<template>
    <div class="home">
    </div>
</template>

<script lang="ts">
</script>

Now, similarly to how we did in our custom ItemsList.component.vue, lets import the @Component and @Prop decorators and start implementing our Home view (new and modified code is highlighted in yellow).

Then import a reference to the ItemsList.component.vue and register it through our @Component decorator.

For now, also quickly mock some data for our list of items that we’ll feed to our ItemsComponent. For this we add a private property to the Home class called items and initialize it with some hard-coded data*.

Finally, we add an <ItemsComponent> element within the <template> markup. We can insert it within the <div class=”home”> element for now. Add an attribute called :items to our <ItemsComponent>. This is how you do one-way binding in Vue. The Home items property with the hard-coded data is fed into the component items property this way. The complete code within the Home.vue file should not look like this:
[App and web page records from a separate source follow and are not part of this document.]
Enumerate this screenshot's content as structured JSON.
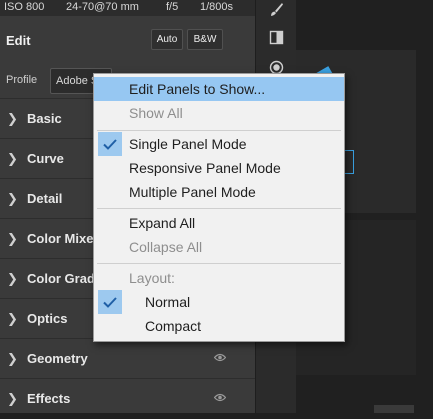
{
  "meta_bar": {
    "iso": "ISO 800",
    "lens": "24-70@70 mm",
    "aperture": "f/5",
    "shutter": "1/800s"
  },
  "edit": {
    "title": "Edit",
    "auto_label": "Auto",
    "bw_label": "B&W"
  },
  "profile": {
    "label": "Profile",
    "value": "Adobe S"
  },
  "sections": [
    {
      "label": "Basic"
    },
    {
      "label": "Curve"
    },
    {
      "label": "Detail"
    },
    {
      "label": "Color Mixe"
    },
    {
      "label": "Color Grad"
    },
    {
      "label": "Optics"
    },
    {
      "label": "Geometry"
    },
    {
      "label": "Effects"
    }
  ],
  "tools": [
    "brush-icon",
    "crop-square-icon",
    "circle-icon"
  ],
  "context_menu": {
    "items": [
      {
        "label": "Edit Panels to Show...",
        "state": "highlighted"
      },
      {
        "label": "Show All",
        "state": "disabled"
      },
      {
        "label": "Single Panel Mode",
        "state": "checked"
      },
      {
        "label": "Responsive Panel Mode",
        "state": "normal"
      },
      {
        "label": "Multiple Panel Mode",
        "state": "normal"
      },
      {
        "label": "Expand All",
        "state": "normal"
      },
      {
        "label": "Collapse All",
        "state": "disabled"
      },
      {
        "label": "Layout:",
        "state": "disabled"
      },
      {
        "label": "Normal",
        "state": "checked"
      },
      {
        "label": "Compact",
        "state": "normal"
      }
    ],
    "highlight_color": "#96c7f2",
    "check_color": "#2a6db0"
  },
  "colors": {
    "panel_bg": "#3a3a3a",
    "accent": "#3aa0e0"
  }
}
<template>
    <div class="home">
        <ItemsListComponent :items="items" />
    </div>
</template>

<script lang="ts">
    import { Component, Prop, Vue } from 'vue-property-decorator'
    import ItemsListComponent from '@/components/items/ItemsList.component.vue'
    @Component({
        components: {
            ItemsListComponent
        }
    })
    export default class Home extends Vue {
        private items: any[] = [{
            id: 1,
            name: 'Item 1',
            selected: false
        }, {
            id: 2,
            name: 'Item 2',
            selected: false
        }, {
            id: 3,
            name: 'Item 3',
            selected: false
        }]
    }
</script>

* Note: using hard-coded data is a bad practice and here we are only doing it to first illustrate how things flow, and later in the next chapters will remove in favor of best practices and patterns (see Chapter 5)

Now, the web browser will refresh and display our preliminary items list being rendered more or less like this:

Recap 

What We Learned

  • How to create a basic component that displays a list of items
  • How to consume that component in a view

Observations

  • The items property within the ItemsList.component.vue is declared as an array fo type any
  • The Home.vue view contains hard-coded data (items) which is also declared as an array of any
  • This means that we are not leveraging strong-type checking at development time using TypeScript interfaces/models/types

Based on these observations, there are a few improvements that will be making into the next chapter:

Improvements

  • Create a TypeScript interface called IItem for enforcing type checking at development time for our items data
  • Update our code so that it uses the new IItem interface